From The Amherst Bulletin, Friday, June 29, 2012
By NICK GRABBE, Staff Writer
Construction of the new Amherst Survival Center is on schedule and the building is due to open between November and January.
The center, which provides about 4,000 low-income people a year with free lunches, groceries, housewares, clothes and medical care, operates out of a cramped basement at 1200 North Pleasant St. There isn’t enough space for the 70 people who eat lunch there daily, parking is inadequate, food deliveries have to come through a window and the rooms have to serve multiple purposes.
But the new center, a third of a mile north on Sunderland Road, across from Cowls Building Supply, will double the space to 6,000 square feet. The center, which has received $2.2 million in pledges, hopes to reach its goal of $2.5 million by the time it opens. A mailing sent out two weeks ago aims to raise $300,000, said Jan Eidelson, president of the center’s board.
The new center will have a dining area of about 1,000 square feet, four times what exists now, as well as outdoor picnic tables. There will be dedicated examination rooms for volunteer doctors Daniel Clapp and Paul Berman, who now use the executive director’s office for their work. The “free store” will no longer be a walk-through area and a basement will provide 2,500 square feet of storage space for food and other items, said Eidelson.
There will be a 19-by-13-foot workshop that can be used for 12-step programs, English classes, or yoga and meditation, she said. The doctors’ offices, when not in use, can double as private consultation rooms for the social service organizations with which the Survival Center is affiliated, she said.

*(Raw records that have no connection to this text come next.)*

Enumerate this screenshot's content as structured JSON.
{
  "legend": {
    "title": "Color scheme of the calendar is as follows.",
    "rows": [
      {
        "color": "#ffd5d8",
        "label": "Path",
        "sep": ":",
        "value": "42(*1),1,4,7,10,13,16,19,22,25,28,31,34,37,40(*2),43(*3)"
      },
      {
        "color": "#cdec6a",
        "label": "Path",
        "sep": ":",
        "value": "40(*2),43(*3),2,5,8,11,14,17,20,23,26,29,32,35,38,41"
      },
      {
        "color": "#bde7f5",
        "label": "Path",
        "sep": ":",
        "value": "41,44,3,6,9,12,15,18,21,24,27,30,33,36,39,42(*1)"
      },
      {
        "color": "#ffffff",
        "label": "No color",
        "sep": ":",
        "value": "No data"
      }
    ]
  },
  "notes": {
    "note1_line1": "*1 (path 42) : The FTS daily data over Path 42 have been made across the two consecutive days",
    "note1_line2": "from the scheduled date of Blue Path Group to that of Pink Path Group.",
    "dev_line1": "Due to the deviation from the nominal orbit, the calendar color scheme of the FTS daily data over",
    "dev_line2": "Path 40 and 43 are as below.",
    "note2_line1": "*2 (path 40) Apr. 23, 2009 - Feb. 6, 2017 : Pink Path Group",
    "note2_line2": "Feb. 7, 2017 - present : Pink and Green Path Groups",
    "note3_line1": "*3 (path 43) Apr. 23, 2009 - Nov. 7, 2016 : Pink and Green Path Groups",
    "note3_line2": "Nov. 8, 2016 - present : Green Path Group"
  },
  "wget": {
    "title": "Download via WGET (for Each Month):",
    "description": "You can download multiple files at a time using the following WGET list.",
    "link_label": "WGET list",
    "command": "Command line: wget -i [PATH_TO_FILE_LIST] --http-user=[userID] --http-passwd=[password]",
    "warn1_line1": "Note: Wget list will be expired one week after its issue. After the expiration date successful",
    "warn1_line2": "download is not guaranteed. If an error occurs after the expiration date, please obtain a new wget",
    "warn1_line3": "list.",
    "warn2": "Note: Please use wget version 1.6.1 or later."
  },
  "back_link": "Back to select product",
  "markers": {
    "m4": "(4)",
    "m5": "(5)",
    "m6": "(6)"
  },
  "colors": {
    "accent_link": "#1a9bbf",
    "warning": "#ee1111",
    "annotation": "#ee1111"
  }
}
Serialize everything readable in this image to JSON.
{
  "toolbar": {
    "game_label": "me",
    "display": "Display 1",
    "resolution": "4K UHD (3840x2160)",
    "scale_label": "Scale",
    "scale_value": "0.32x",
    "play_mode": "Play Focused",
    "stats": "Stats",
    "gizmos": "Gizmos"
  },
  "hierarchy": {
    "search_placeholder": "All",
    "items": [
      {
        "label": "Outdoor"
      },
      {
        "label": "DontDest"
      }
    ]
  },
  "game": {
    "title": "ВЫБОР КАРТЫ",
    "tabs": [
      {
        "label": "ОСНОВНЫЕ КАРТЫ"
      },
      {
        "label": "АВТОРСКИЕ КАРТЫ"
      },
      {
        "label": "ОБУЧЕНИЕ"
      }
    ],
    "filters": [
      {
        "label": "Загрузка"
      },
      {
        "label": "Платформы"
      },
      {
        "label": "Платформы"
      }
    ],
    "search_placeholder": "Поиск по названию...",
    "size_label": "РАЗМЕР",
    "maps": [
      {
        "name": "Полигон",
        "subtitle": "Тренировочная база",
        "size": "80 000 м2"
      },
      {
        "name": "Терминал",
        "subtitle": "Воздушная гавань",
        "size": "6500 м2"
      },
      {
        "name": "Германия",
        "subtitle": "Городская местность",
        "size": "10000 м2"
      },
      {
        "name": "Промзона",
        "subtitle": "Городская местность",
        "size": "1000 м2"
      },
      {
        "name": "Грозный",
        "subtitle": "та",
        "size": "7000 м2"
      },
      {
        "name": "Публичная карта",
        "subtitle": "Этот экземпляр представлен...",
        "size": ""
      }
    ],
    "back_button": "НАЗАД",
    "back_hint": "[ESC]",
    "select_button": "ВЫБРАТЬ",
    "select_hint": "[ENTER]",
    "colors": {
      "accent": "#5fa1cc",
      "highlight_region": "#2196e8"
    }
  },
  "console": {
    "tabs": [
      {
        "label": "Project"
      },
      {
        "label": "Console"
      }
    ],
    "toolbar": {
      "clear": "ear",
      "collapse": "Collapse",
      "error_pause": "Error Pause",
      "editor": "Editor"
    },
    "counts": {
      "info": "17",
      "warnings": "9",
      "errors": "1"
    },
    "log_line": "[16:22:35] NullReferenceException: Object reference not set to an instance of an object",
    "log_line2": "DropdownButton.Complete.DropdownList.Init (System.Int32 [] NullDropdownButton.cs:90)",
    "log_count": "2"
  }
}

The building will be energy-efficient, with 10 inches of insulation in the roof, and there are plans to install solar panels to provide electricity in the future, she said. It will receive a lot of natural light, in contrast to the basement that now houses the center. The new building has a 4-by-9-foot picture window 15 feet above the dining area.
“We want people to feel surrounded by support,” Eidelson said. “Light represents freedom. It represents hope and space. People can take the space they need here instead of being crowded into a basement.”
Donations to the building campaign have ranged from $2.50 in an envelope from a volunteer to a jar with 4,000 pennies in it to an individual gift of $200,000.
“The community came together to make this happen,” Eidelson said. “I didn’t know people would give this much money, but it’s such a feel-good opportunity.”
A sidewalk is due to be built on Sunderland Road when the road is repaved this summer.
The new Survival Center building is not on a bus line, creating a problem for guests without cars. The board is trying to arrange an extension from the bus stop in the center of North Amherst, but this would probably cost money, Eidelson said. Town Manager John Musante and Rep. Ellen Story, D-Amherst, are assisting in this effort, she said.
Western Builders of Granby is constructing the building and could be done as soon as late October, she said. Staff and volunteers will paint the interior and install shelving and furniture before the opening, she said.
An attractive building will make it easier for the Survival Center staff to communicate to guests that they don’t have to feel ashamed about coming there, she said. “You don’t have to go down into a basement to get your needs met,” she said.